  • PaulDF

    The answer is as plain as the nose on your face. Look who has the highest ratings, by far, in cable news ~ and do what they do. Just do it better.

    If another cable news provider would steer more towards the center, and leave the port side astern, there would be smooth sailing ahead.

    Cast off pandering to the left! America is Sick of it!

  • madhatter46

    Hope and change? Try objectivity and open debate for a change. Diversity includes opinions and freedom of speech. Make arguments instead of showing Washington/New York hubris.

  • Buck18

    Don’t be ridiculous! What CNN does best is provide the news. When the terrible crisis in Ukraine began, where did I turn? To CNN. When a plane goes down, where to I turn?
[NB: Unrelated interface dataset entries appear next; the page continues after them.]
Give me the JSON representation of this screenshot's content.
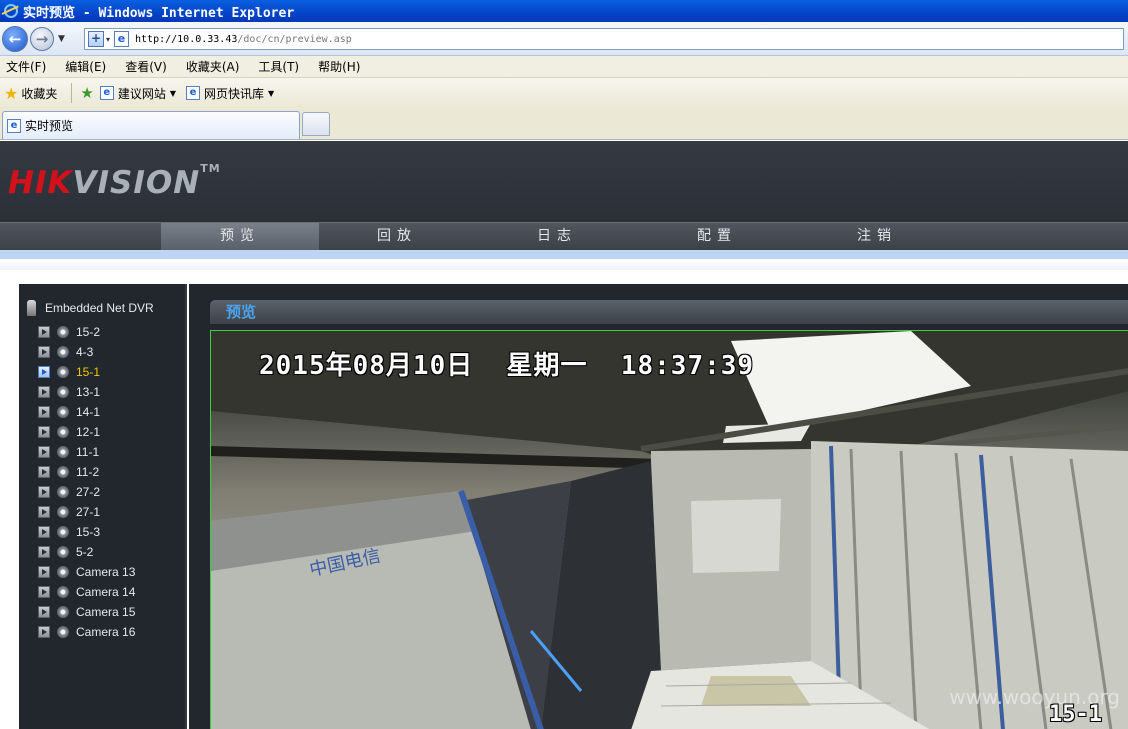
{
  "window": {
    "title": "实时预览 - Windows Internet Explorer"
  },
  "address": {
    "url_host": "http://10.0.33.43",
    "url_path": "/doc/cn/preview.asp"
  },
  "menu": [
    "文件(F)",
    "编辑(E)",
    "查看(V)",
    "收藏夹(A)",
    "工具(T)",
    "帮助(H)"
  ],
  "favorites": {
    "label": "收藏夹",
    "items": [
      "建议网站",
      "网页快讯库"
    ]
  },
  "tab": {
    "label": "实时预览"
  },
  "brand": {
    "part1": "HIK",
    "part2": "VISION",
    "tm": "TM"
  },
  "nav": [
    {
      "label": "预览",
      "active": true
    },
    {
      "label": "回放",
      "active": false
    },
    {
      "label": "日志",
      "active": false
    },
    {
      "label": "配置",
      "active": false
    },
    {
      "label": "注销",
      "active": false
    }
  ],
  "tree": {
    "root": "Embedded Net DVR",
    "cameras": [
      "15-2",
      "4-3",
      "15-1",
      "13-1",
      "14-1",
      "12-1",
      "11-1",
      "11-2",
      "27-2",
      "27-1",
      "15-3",
      "5-2",
      "Camera 13",
      "Camera 14",
      "Camera 15",
      "Camera 16"
    ],
    "active": "15-1"
  },
  "preview": {
    "header": "预览",
    "osd_time": "2015年08月10日  星期一  18:37:39",
    "osd_camera": "15-1",
    "watermark": "www.wooyun.org"
  },
  "colors": {
    "brand_red": "#d3111b",
    "active_camera": "#f6c400",
    "preview_title": "#4aa4f0",
    "video_border": "#3fce3f"
  }
}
To CNN. Not to MSNBC and certainly not to Fox News. Both of them are not news stations—they are opinion stations with a soupcon of news. For Zucker to try to make his station like a broadcast station is to go against the tide of media history—the broadcast model (a little bit of everything for everybody) is dead or dying; the narrowcast model (one thing for a target audience) is the present and the future.

  • PaulDF

    How do you reconcile the fact that FOX news has them all beat, hands down? The American viewing public has grown tired of the blatent leftist slant from the “major” networks, and I, for one, avoid them now like the plague. The pandering toward the Liberal Democrats is just sickening, and how anybody can view without a vomit bag is surprising.